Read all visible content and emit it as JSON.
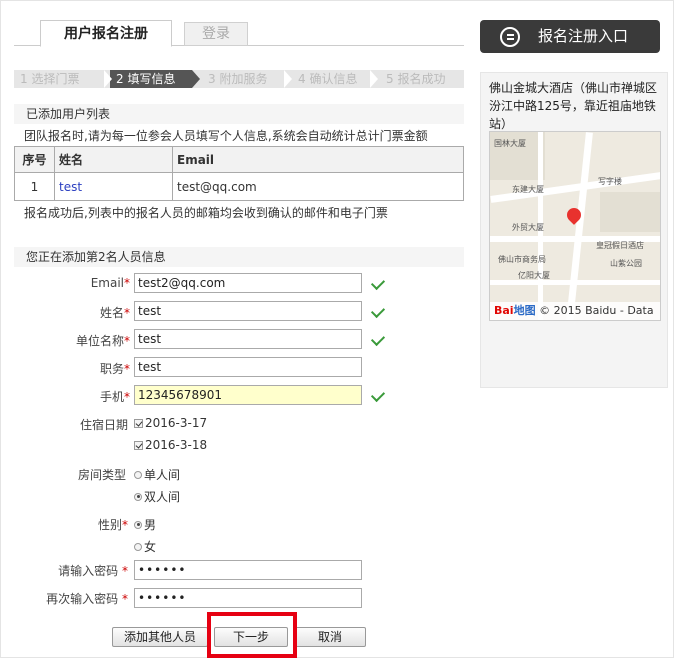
{
  "tabs": {
    "active": "用户报名注册",
    "inactive": "登录"
  },
  "steps": [
    "1 选择门票",
    "2 填写信息",
    "3 附加服务",
    "4 确认信息",
    "5 报名成功"
  ],
  "added_users": {
    "title": "已添加用户列表",
    "note": "团队报名时,请为每一位参会人员填写个人信息,系统会自动统计总计门票金额",
    "headers": [
      "序号",
      "姓名",
      "Email"
    ],
    "rows": [
      {
        "index": "1",
        "name": "test",
        "email": "test@qq.com"
      }
    ],
    "after_note": "报名成功后,列表中的报名人员的邮箱均会收到确认的邮件和电子门票"
  },
  "form": {
    "title": "您正在添加第2名人员信息",
    "email_label": "Email",
    "email_value": "test2@qq.com",
    "name_label": "姓名",
    "name_value": "test",
    "company_label": "单位名称",
    "company_value": "test",
    "position_label": "职务",
    "position_value": "test",
    "mobile_label": "手机",
    "mobile_value": "12345678901",
    "stay_label": "住宿日期",
    "stay_dates": [
      "2016-3-17",
      "2016-3-18"
    ],
    "room_label": "房间类型",
    "room_options": [
      "单人间",
      "双人间"
    ],
    "gender_label": "性别",
    "gender_options": [
      "男",
      "女"
    ],
    "password_label": "请输入密码",
    "password_value": "••••••",
    "password2_label": "再次输入密码",
    "password2_value": "••••••",
    "required_mark": "*"
  },
  "buttons": {
    "add_other": "添加其他人员",
    "next": "下一步",
    "cancel": "取消"
  },
  "sidebar": {
    "entry_label": "报名注册入口",
    "hotel": "佛山金城大酒店（佛山市禅城区汾江中路125号，靠近祖庙地铁站）",
    "map_copyright": "© 2015 Baidu - Data",
    "map_logo_a": "Bai",
    "map_logo_b": "地图",
    "map_labels": [
      "国林大厦",
      "东建大厦",
      "写字楼",
      "外贸大厦",
      "皇冠假日酒店",
      "佛山市商务局",
      "山紫公园",
      "亿阳大厦"
    ]
  },
  "colors": {
    "accent_red": "#e60012",
    "dark_button": "#3a3a3a",
    "check_green": "#3a9a3a",
    "highlight": "#ffffcc"
  }
}
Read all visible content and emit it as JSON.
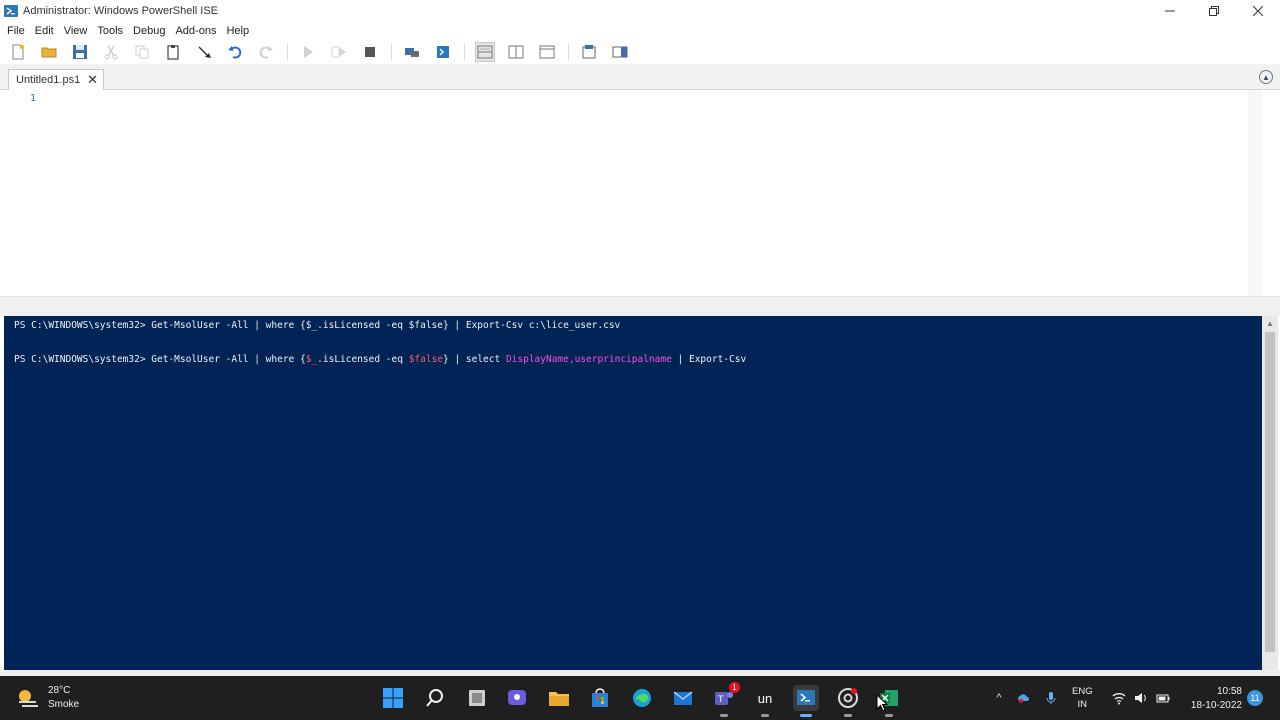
{
  "window": {
    "title": "Administrator: Windows PowerShell ISE"
  },
  "menu": {
    "file": "File",
    "edit": "Edit",
    "view": "View",
    "tools": "Tools",
    "debug": "Debug",
    "addons": "Add-ons",
    "help": "Help"
  },
  "tabs": [
    {
      "label": "Untitled1.ps1"
    }
  ],
  "editor": {
    "line_numbers": [
      "1"
    ]
  },
  "console": {
    "line1": {
      "prompt": "PS C:\\WINDOWS\\system32> ",
      "text": "Get-MsolUser -All | where {$_.isLicensed -eq $false} | Export-Csv c:\\lice_user.csv"
    },
    "line2": {
      "prompt": "PS C:\\WINDOWS\\system32> ",
      "cmd": "Get-MsolUser -All | where {",
      "var1": "$_",
      "mid1": ".isLicensed -eq ",
      "var2": "$false",
      "mid2": "} | select ",
      "members": "DisplayName,userprincipalname",
      "tail": " | Export-Csv"
    }
  },
  "taskbar": {
    "weather": {
      "temp": "28°C",
      "condition": "Smoke"
    },
    "text_app": "un",
    "teams_badge": "1",
    "lang": {
      "line1": "ENG",
      "line2": "IN"
    },
    "clock": {
      "time": "10:58",
      "date": "18-10-2022"
    },
    "notification_count": "11"
  },
  "colors": {
    "console_bg": "#012456",
    "taskbar_bg": "#1f1f1f",
    "accent": "#5fb2ff"
  }
}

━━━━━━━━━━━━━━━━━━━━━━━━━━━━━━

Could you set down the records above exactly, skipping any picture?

The completed task:
Read all visible content and emit it as JSON.
{
  "tabs": {
    "active": "用户报名注册",
    "inactive": "登录"
  },
  "steps": [
    "1 选择门票",
    "2 填写信息",
    "3 附加服务",
    "4 确认信息",
    "5 报名成功"
  ],
  "added_users": {
    "title": "已添加用户列表",
    "note": "团队报名时,请为每一位参会人员填写个人信息,系统会自动统计总计门票金额",
    "headers": [
      "序号",
      "姓名",
      "Email"
    ],
    "rows": [
      {
        "index": "1",
        "name": "test",
        "email": "test@qq.com"
      }
    ],
    "after_note": "报名成功后,列表中的报名人员的邮箱均会收到确认的邮件和电子门票"
  },
  "form": {
    "title": "您正在添加第2名人员信息",
    "email_label": "Email",
    "email_value": "test2@qq.com",
    "name_label": "姓名",
    "name_value": "test",
    "company_label": "单位名称",
    "company_value": "test",
    "position_label": "职务",
    "position_value": "test",
    "mobile_label": "手机",
    "mobile_value": "12345678901",
    "stay_label": "住宿日期",
    "stay_dates": [
      "2016-3-17",
      "2016-3-18"
    ],
    "room_label": "房间类型",
    "room_options": [
      "单人间",
      "双人间"
    ],
    "gender_label": "性别",
    "gender_options": [
      "男",
      "女"
    ],
    "password_label": "请输入密码",
    "password_value": "••••••",
    "password2_label": "再次输入密码",
    "password2_value": "••••••",
    "required_mark": "*"
  },
  "buttons": {
    "add_other": "添加其他人员",
    "next": "下一步",
    "cancel": "取消"
  },
  "sidebar": {
    "entry_label": "报名注册入口",
    "hotel": "佛山金城大酒店（佛山市禅城区汾江中路125号，靠近祖庙地铁站）",
    "map_copyright": "© 2015 Baidu - Data",
    "map_logo_a": "Bai",
    "map_logo_b": "地图",
    "map_labels": [
      "国林大厦",
      "东建大厦",
      "写字楼",
      "外贸大厦",
      "皇冠假日酒店",
      "佛山市商务局",
      "山紫公园",
      "亿阳大厦"
    ]
  },
  "colors": {
    "accent_red": "#e60012",
    "dark_button": "#3a3a3a",
    "check_green": "#3a9a3a",
    "highlight": "#ffffcc"
  }
}
Read all visible content and emit it as JSON.
{
  "window": {
    "title": "Administrator: Windows PowerShell ISE"
  },
  "menu": {
    "file": "File",
    "edit": "Edit",
    "view": "View",
    "tools": "Tools",
    "debug": "Debug",
    "addons": "Add-ons",
    "help": "Help"
  },
  "tabs": [
    {
      "label": "Untitled1.ps1"
    }
  ],
  "editor": {
    "line_numbers": [
      "1"
    ]
  },
  "console": {
    "line1": {
      "prompt": "PS C:\\WINDOWS\\system32> ",
      "text": "Get-MsolUser -All | where {$_.isLicensed -eq $false} | Export-Csv c:\\lice_user.csv"
    },
    "line2": {
      "prompt": "PS C:\\WINDOWS\\system32> ",
      "cmd": "Get-MsolUser -All | where {",
      "var1": "$_",
      "mid1": ".isLicensed -eq ",
      "var2": "$false",
      "mid2": "} | select ",
      "members": "DisplayName,userprincipalname",
      "tail": " | Export-Csv"
    }
  },
  "taskbar": {
    "weather": {
      "temp": "28°C",
      "condition": "Smoke"
    },
    "text_app": "un",
    "teams_badge": "1",
    "lang": {
      "line1": "ENG",
      "line2": "IN"
    },
    "clock": {
      "time": "10:58",
      "date": "18-10-2022"
    },
    "notification_count": "11"
  },
  "colors": {
    "console_bg": "#012456",
    "taskbar_bg": "#1f1f1f",
    "accent": "#5fb2ff"
  }
}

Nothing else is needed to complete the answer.